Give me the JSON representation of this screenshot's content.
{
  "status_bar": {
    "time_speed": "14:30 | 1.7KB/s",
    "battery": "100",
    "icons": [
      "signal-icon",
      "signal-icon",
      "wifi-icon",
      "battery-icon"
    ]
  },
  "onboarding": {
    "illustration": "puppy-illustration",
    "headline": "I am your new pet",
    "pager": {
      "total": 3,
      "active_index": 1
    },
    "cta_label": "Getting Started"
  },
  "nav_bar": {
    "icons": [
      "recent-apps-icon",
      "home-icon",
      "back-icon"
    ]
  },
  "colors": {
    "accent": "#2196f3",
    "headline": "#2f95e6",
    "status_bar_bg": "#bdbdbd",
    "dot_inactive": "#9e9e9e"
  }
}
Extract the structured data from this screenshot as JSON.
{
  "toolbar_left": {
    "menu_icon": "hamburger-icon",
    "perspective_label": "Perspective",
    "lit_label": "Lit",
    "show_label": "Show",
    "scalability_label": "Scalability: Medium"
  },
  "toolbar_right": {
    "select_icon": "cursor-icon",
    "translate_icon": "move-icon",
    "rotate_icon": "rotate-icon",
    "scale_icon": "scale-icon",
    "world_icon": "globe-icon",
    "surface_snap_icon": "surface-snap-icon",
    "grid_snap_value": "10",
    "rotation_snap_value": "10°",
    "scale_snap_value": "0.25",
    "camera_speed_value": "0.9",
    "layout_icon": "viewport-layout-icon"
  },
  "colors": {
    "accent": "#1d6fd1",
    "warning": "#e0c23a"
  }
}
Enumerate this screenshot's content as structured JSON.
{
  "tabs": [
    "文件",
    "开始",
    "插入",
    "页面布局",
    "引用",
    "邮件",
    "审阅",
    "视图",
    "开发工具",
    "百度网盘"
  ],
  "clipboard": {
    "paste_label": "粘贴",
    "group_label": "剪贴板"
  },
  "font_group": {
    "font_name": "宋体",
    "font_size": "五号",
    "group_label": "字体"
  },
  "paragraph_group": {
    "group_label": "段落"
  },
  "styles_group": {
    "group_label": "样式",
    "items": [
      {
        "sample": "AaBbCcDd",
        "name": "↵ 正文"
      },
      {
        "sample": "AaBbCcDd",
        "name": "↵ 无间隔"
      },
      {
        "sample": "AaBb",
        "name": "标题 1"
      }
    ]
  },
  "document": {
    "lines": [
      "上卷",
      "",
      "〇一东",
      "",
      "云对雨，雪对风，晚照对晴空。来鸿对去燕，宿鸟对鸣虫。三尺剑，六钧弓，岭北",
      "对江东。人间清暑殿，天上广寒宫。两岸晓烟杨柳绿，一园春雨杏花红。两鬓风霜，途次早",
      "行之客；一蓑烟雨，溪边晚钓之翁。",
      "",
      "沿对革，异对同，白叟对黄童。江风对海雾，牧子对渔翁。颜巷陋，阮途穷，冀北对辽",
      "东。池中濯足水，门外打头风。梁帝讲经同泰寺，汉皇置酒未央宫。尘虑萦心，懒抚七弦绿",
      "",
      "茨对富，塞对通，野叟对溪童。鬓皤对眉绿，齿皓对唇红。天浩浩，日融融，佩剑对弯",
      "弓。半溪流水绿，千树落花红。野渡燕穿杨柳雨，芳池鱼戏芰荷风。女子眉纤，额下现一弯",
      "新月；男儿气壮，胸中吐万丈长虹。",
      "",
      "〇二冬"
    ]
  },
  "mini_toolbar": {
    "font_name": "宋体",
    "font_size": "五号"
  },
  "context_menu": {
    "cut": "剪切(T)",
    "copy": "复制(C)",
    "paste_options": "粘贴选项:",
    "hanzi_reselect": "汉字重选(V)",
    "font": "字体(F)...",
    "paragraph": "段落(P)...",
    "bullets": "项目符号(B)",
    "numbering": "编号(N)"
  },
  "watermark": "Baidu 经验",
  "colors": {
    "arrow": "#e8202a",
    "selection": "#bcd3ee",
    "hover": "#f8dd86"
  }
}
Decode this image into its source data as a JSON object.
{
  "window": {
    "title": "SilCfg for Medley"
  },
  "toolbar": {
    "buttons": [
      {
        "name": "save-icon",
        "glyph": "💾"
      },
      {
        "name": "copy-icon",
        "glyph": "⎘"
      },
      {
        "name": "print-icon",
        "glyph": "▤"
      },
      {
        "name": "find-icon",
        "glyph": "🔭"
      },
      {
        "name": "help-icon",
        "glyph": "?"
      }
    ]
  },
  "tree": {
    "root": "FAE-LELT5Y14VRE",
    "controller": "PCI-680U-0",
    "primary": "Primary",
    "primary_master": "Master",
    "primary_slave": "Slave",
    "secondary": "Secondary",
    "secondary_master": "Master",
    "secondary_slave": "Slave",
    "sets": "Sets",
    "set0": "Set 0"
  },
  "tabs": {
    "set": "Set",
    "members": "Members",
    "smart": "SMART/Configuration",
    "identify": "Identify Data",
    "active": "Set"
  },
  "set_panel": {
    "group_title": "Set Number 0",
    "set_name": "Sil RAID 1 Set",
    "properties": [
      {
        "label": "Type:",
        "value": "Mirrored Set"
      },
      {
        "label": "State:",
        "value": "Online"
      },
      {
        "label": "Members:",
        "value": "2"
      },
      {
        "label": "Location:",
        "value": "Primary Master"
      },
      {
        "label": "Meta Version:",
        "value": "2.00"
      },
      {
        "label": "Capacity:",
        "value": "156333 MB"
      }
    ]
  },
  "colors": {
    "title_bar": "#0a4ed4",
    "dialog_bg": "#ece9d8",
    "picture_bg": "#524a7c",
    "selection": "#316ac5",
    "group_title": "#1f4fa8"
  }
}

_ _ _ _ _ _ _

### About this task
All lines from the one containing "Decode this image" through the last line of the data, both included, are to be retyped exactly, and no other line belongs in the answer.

### Problem solution
Decode this image into its source data as a JSON object.
{
  "window": {
    "title": "SilCfg for Medley"
  },
  "toolbar": {
    "buttons": [
      {
        "name": "save-icon",
        "glyph": "💾"
      },
      {
        "name": "copy-icon",
        "glyph": "⎘"
      },
      {
        "name": "print-icon",
        "glyph": "▤"
      },
      {
        "name": "find-icon",
        "glyph": "🔭"
      },
      {
        "name": "help-icon",
        "glyph": "?"
      }
    ]
  },
  "tree": {
    "root": "FAE-LELT5Y14VRE",
    "controller": "PCI-680U-0",
    "primary": "Primary",
    "primary_master": "Master",
    "primary_slave": "Slave",
    "secondary": "Secondary",
    "secondary_master": "Master",
    "secondary_slave": "Slave",
    "sets": "Sets",
    "set0": "Set 0"
  },
  "tabs": {
    "set": "Set",
    "members": "Members",
    "smart": "SMART/Configuration",
    "identify": "Identify Data",
    "active": "Set"
  },
  "set_panel": {
    "group_title": "Set Number 0",
    "set_name": "Sil RAID 1 Set",
    "properties": [
      {
        "label": "Type:",
        "value": "Mirrored Set"
      },
      {
        "label": "State:",
        "value": "Online"
      },
      {
        "label": "Members:",
        "value": "2"
      },
      {
        "label": "Location:",
        "value": "Primary Master"
      },
      {
        "label": "Meta Version:",
        "value": "2.00"
      },
      {
        "label": "Capacity:",
        "value": "156333 MB"
      }
    ]
  },
  "colors": {
    "title_bar": "#0a4ed4",
    "dialog_bg": "#ece9d8",
    "picture_bg": "#524a7c",
    "selection": "#316ac5",
    "group_title": "#1f4fa8"
  }
}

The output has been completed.